What the task asks> Pull from the data below each line where the word "видео" occurs, and copy it.

Data to examine>
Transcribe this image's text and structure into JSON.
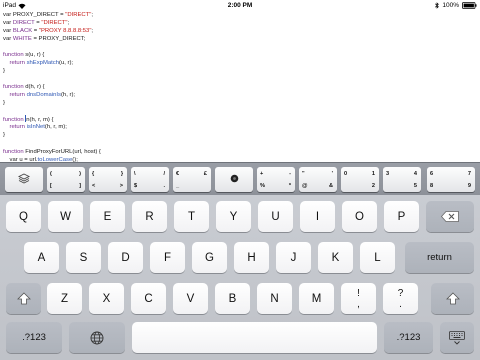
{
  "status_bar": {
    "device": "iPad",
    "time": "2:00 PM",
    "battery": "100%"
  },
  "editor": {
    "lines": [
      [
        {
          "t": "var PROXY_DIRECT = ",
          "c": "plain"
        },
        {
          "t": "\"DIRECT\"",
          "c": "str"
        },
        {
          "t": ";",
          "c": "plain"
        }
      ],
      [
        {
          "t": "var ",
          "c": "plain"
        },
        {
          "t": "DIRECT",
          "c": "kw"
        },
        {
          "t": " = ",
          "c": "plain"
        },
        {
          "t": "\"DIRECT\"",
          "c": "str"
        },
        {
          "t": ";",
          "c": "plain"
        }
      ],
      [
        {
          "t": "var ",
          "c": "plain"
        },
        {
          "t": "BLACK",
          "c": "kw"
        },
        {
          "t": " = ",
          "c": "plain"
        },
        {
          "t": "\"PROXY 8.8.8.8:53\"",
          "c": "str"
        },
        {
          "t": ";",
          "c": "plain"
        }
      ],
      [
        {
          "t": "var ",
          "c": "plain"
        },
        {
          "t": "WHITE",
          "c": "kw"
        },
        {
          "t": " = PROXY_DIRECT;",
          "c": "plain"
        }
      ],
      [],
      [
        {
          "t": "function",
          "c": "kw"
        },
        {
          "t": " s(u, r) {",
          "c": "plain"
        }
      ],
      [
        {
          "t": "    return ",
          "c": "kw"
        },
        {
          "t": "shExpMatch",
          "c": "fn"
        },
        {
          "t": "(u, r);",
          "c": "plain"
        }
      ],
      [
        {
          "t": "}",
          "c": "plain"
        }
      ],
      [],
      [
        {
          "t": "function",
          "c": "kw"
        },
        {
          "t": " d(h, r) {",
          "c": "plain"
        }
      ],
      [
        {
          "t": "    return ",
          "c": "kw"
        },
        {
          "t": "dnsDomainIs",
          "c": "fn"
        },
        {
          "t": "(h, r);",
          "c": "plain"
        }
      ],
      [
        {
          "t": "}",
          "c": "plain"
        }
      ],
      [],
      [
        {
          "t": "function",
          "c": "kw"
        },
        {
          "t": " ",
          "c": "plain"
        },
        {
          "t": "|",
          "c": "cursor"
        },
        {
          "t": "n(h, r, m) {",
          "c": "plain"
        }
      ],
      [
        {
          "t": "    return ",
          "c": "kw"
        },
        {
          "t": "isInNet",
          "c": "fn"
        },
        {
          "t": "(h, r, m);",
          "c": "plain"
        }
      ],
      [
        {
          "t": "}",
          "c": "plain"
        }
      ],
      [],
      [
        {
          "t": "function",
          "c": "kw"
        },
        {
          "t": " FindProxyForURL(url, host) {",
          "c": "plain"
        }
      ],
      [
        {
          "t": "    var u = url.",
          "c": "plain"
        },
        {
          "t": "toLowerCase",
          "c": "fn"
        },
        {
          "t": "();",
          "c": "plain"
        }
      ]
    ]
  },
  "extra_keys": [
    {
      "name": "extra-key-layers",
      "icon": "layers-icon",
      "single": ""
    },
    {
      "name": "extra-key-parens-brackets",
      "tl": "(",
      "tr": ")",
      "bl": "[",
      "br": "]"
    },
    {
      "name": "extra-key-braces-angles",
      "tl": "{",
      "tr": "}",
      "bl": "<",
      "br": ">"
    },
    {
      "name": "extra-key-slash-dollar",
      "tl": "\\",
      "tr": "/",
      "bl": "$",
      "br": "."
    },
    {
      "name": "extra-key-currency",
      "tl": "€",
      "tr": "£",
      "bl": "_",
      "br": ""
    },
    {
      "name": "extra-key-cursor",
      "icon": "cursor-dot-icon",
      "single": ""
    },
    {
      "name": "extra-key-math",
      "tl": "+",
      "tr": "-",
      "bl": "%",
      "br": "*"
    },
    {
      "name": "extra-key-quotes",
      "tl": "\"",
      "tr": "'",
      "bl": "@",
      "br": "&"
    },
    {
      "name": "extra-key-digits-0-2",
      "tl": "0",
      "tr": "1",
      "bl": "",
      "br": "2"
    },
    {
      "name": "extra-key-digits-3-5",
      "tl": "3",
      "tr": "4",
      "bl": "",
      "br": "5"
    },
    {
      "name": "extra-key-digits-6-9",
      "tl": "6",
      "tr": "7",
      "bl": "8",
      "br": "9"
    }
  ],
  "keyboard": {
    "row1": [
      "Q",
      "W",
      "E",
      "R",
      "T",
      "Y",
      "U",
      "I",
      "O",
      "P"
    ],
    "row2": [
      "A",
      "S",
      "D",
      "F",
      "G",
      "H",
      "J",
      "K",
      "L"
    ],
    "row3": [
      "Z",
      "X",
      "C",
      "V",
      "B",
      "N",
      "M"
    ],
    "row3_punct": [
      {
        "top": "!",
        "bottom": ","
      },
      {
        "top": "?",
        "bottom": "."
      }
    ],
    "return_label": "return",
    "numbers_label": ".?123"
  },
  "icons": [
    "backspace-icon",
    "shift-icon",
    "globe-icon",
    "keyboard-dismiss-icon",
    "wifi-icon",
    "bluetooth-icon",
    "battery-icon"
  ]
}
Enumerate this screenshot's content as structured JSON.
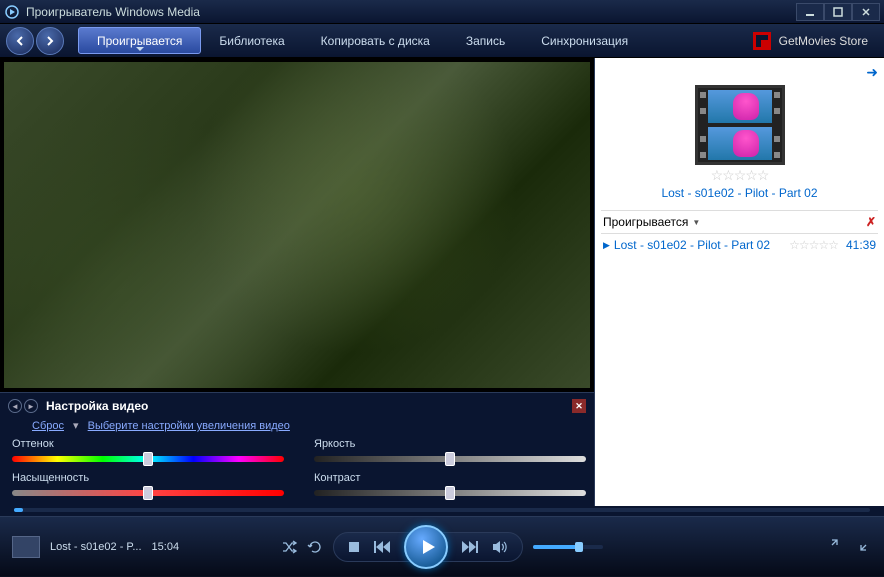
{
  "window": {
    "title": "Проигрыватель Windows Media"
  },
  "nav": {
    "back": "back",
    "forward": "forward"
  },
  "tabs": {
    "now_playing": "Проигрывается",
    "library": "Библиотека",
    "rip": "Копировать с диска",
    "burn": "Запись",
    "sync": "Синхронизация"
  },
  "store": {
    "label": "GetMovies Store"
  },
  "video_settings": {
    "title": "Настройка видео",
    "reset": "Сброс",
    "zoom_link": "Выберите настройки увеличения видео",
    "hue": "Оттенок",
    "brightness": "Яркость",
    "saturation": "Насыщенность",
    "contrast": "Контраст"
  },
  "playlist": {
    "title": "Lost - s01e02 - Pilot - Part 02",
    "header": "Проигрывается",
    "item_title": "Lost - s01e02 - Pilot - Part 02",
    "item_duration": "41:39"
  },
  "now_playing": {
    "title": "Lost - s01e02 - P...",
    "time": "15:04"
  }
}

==

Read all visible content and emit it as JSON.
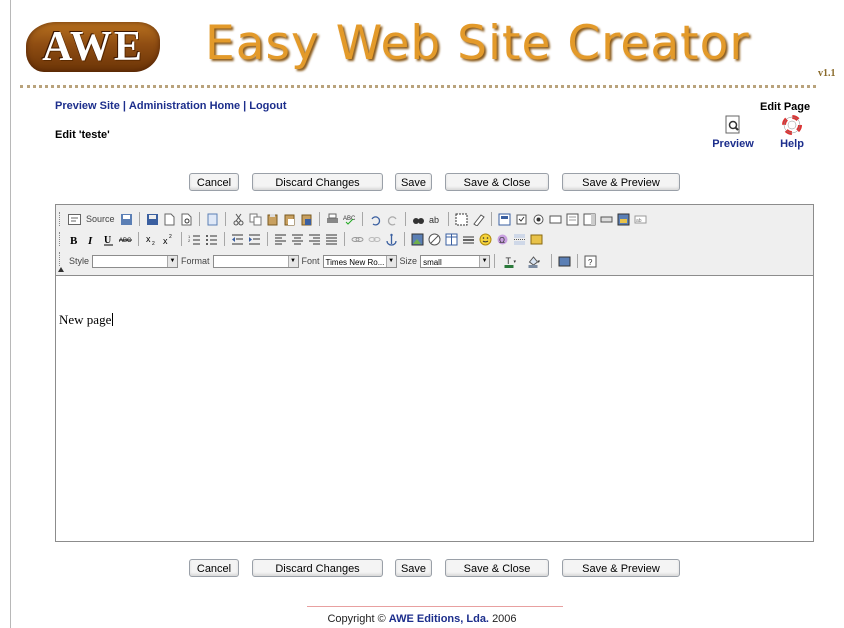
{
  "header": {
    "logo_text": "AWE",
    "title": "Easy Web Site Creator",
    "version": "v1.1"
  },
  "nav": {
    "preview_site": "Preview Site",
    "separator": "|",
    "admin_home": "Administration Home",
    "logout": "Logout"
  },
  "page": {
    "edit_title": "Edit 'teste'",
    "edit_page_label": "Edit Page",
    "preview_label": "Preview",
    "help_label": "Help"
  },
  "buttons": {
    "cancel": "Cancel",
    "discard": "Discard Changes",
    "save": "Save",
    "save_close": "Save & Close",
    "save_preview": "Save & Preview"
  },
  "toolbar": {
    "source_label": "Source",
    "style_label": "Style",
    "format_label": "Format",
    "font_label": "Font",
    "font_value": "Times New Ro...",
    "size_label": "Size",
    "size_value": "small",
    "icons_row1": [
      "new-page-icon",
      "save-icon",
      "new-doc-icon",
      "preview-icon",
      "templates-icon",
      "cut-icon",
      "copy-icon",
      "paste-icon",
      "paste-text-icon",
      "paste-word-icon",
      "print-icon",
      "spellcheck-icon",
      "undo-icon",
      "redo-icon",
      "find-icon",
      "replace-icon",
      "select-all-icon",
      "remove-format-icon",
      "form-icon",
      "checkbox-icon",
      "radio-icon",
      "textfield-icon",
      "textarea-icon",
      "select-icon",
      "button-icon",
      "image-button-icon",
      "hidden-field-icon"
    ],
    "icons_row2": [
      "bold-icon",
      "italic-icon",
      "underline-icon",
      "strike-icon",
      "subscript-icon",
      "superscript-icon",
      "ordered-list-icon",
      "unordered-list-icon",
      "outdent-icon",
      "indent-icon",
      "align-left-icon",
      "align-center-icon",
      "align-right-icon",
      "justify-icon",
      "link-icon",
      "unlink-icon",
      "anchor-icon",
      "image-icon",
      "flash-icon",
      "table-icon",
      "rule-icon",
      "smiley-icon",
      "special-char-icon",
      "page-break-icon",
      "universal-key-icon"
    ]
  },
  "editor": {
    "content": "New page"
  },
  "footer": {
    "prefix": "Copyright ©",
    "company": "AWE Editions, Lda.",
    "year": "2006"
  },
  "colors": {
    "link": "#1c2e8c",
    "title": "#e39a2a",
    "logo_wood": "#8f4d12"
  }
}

Response to the task>
    "title": "Настройка видео",
    "zoom_link": "Выберите настройки увеличения видео",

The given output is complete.